  38. Estelle Artois on January 31, 2019 at 9:31 pm

    Snoqualmie looks beautiful!



  39. DawnDawnDawnDawn on January 31, 2019 at 9:33 pm

    Wrap dresses and wrap anything i love. Flattering on most body types



  40. K Mejia on January 31, 2019 at 9:33 pm

    If it’s not authentic it’s appropriation. That dusty pink color really pops on you



  41. K Landry on January 31, 2019 at 9:35 pm

    I love the sweater you’re wearing in this video. Where did you get it, and is it still available?



  42. Sarah Thatcher on January 31, 2019 at 9:35 pm

    I’m laughing at the tiny sunglasses trend. I do not need to buy any. I STILL have mine that are actually from the 90’s. I kept them because I just loved hem. I love wearing my old pieces and then people ask me wear I got them and I can tell them I’ve had them for 20 years.



  43. therainbowmarbles on January 31, 2019 at 9:37 pm

    I love how the main takeaway from this video is ‘Well if this is your usual look, go ahead! Here’s a way to do it with a more minimalist mindset.’ A lot more constructive than straight up dissing fashion haha



  44. Annick Dionne-Floc'h on January 31, 2019 at 9:37 pm

    Your bike shorts comment really struck home. As an avid cyclist I’ve spent my summers in them all throughout out high school. Last summer was the first time Ive ever received compliments. Someone even asked me where I got them. I don’t think they were interested by the inseam cushion aka diaper of actual bike shorts.



  45. Amy Marie on January 31, 2019 at 9:38 pm

    Love this video💕💕



  46. williamkazak on January 31, 2019 at 9:38 pm

    My first time at this blog. Very informative and wonderful comments. Very impressed. My take on bamboo and rattan furniture is that it is island like and impractical. I will stay away from it in the future. Might be fun on a beach bag. African prints are colorful and I like to see pops of appropriate to the wearer colors. Might be fun. Trendy gym shoes? Ok if you need them but I like the classics!
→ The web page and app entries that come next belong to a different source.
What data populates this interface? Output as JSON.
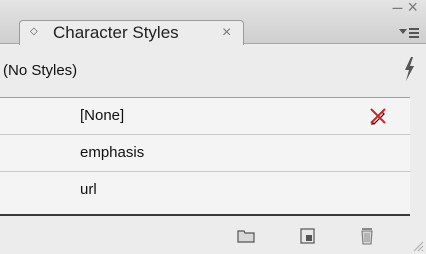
{
  "panel": {
    "tab_toggle_icon": "◇",
    "tab_title": "Character Styles",
    "tab_close_glyph": "×",
    "window_buttons": "– ×",
    "current_style": "(No Styles)"
  },
  "styles": {
    "items": [
      {
        "label": "[None]",
        "editable": false
      },
      {
        "label": "emphasis",
        "editable": true
      },
      {
        "label": "url",
        "editable": true
      }
    ]
  },
  "icons": {
    "flyout": "panel-menu-icon",
    "quick_apply": "lightning-bolt-icon",
    "not_editable": "pencil-crossed-icon",
    "new_group": "folder-icon",
    "new_style": "new-page-icon",
    "delete": "trash-icon"
  },
  "colors": {
    "panel_bg": "#ececec",
    "list_bg": "#f4f4f4",
    "cross_red": "#d02020"
  }
}
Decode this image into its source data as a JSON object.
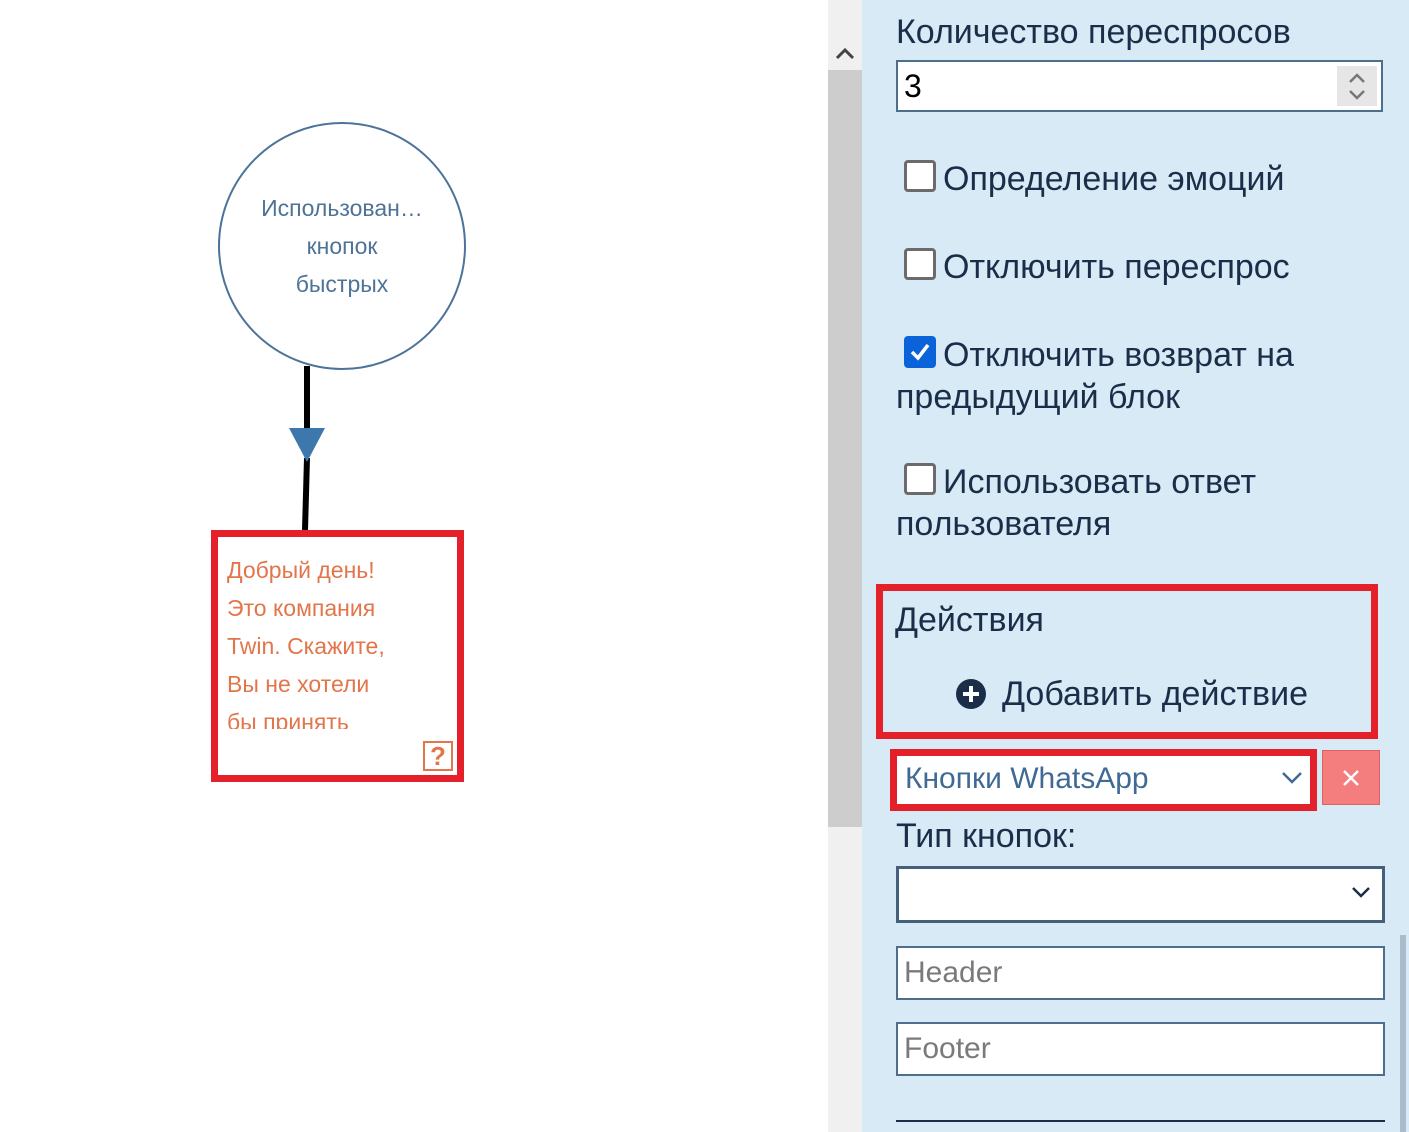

  47. Mahalia McDaniel on January 31, 2019 at 9:39 pm

    One of the African wax print dresses you showed is from an American brand called Osei Duro. I considered buying it myself because although it’s patterned, it’s monochromatic so maybe easier to slot into the wardrobe?! Anyway, they do a lot to support local industry in Ghana and are a cool brand if you ever considered buying such a print 😉



  48. Teresa Fonseca on January 31, 2019 at 9:40 pm

    You allready know that i love your channel!! Q&A or an entire video about this question: "Does minimalism improve mental health? Reduce stress? Improve our relation with us and with others? What do you think about this as a minimalist?" So happy your channel is growing!!!🐈❤🌺



  49. Aaricia Lambrigts on January 31, 2019 at 9:42 pm

    Loved the little fashionshow at the end. Made my day 😀 Hope the sustainable fashion becomes a real big trend this year.



  50. Kalyn Brown on January 31, 2019 at 9:43 pm

    Love you and your videos! You’ve became one of favorite people to watch recently. So random question, what kind of music are you into?